## Task goal
Search the entries below for the string "methods" and copy the lines that hold it.

Excerpts from an interface dataset:
____

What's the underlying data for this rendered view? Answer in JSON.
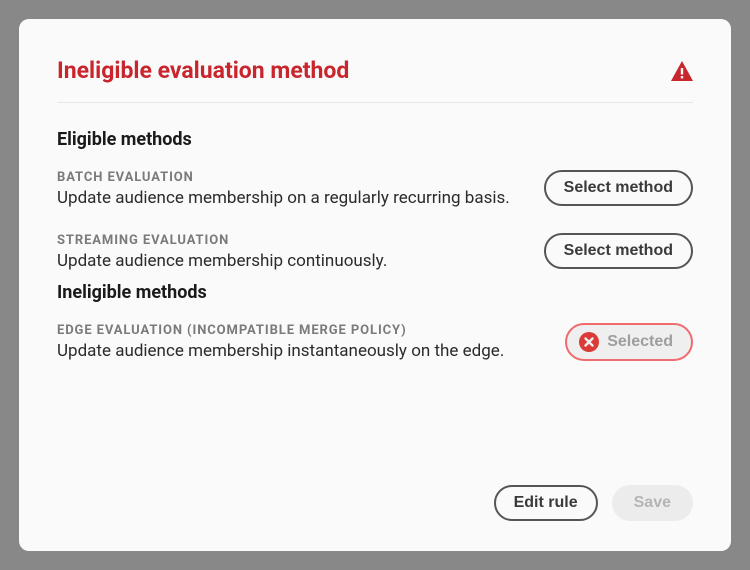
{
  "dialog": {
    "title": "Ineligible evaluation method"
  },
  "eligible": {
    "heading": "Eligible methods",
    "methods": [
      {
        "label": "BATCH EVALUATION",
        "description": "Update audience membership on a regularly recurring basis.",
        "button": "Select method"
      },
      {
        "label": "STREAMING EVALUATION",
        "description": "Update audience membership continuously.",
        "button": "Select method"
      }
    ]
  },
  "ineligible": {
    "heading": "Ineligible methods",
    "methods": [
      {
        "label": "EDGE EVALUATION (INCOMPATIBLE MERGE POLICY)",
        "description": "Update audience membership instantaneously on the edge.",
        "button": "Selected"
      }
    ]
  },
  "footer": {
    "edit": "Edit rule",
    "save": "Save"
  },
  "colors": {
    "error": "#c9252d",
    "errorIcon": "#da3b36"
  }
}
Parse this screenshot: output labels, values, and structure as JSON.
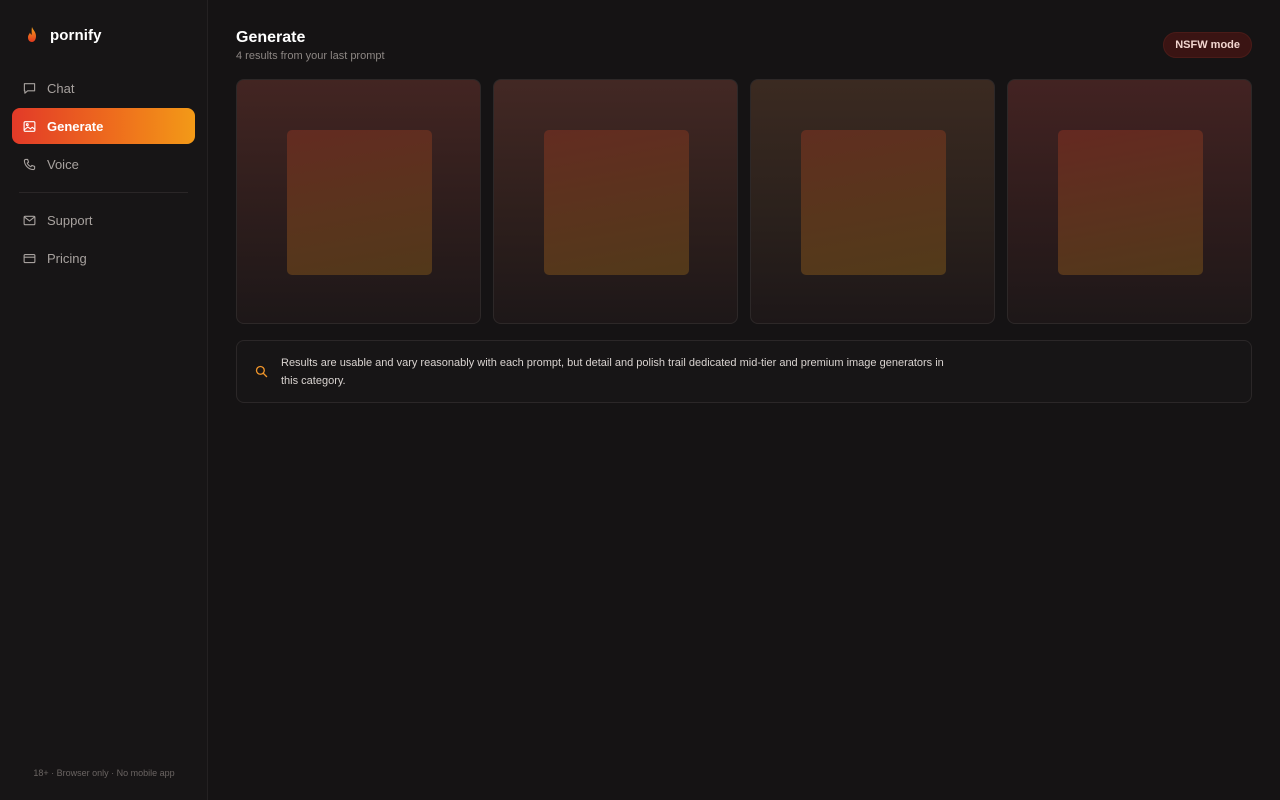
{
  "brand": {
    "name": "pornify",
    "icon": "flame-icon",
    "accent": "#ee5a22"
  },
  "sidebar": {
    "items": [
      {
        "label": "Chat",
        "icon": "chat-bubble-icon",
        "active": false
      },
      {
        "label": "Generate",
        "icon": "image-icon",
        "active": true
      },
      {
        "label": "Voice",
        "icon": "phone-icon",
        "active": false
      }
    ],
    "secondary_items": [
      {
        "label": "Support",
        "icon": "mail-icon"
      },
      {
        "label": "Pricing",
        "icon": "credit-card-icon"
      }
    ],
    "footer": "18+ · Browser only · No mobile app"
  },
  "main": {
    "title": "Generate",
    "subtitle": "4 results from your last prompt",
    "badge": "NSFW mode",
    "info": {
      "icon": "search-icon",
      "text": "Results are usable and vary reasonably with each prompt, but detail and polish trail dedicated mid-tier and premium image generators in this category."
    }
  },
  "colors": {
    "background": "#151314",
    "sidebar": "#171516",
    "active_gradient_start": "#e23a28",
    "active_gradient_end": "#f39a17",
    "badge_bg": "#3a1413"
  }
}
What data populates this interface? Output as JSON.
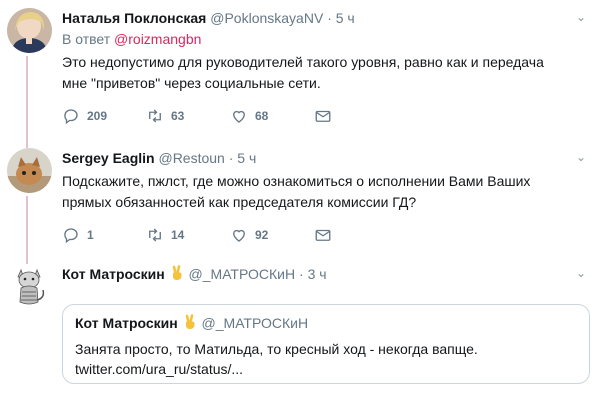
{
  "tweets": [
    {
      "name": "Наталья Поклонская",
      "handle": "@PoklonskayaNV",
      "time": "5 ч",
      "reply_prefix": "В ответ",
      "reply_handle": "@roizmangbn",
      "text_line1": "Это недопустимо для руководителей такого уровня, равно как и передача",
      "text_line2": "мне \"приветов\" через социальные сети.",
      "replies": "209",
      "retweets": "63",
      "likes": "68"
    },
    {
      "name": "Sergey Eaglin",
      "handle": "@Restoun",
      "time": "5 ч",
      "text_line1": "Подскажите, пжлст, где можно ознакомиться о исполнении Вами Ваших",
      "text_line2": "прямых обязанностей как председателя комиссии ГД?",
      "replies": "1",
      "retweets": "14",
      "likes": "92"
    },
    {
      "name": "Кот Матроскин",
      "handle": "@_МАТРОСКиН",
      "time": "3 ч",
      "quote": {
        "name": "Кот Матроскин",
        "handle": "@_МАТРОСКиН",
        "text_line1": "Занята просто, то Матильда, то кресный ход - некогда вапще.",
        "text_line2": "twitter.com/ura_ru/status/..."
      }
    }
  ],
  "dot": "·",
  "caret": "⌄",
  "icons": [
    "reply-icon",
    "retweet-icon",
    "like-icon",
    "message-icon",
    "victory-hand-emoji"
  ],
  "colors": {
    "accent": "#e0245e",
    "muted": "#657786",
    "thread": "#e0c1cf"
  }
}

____

## Result of this task
    "heading": "Eligible methods",
    "methods": [
    "heading": "Ineligible methods",
    "methods": [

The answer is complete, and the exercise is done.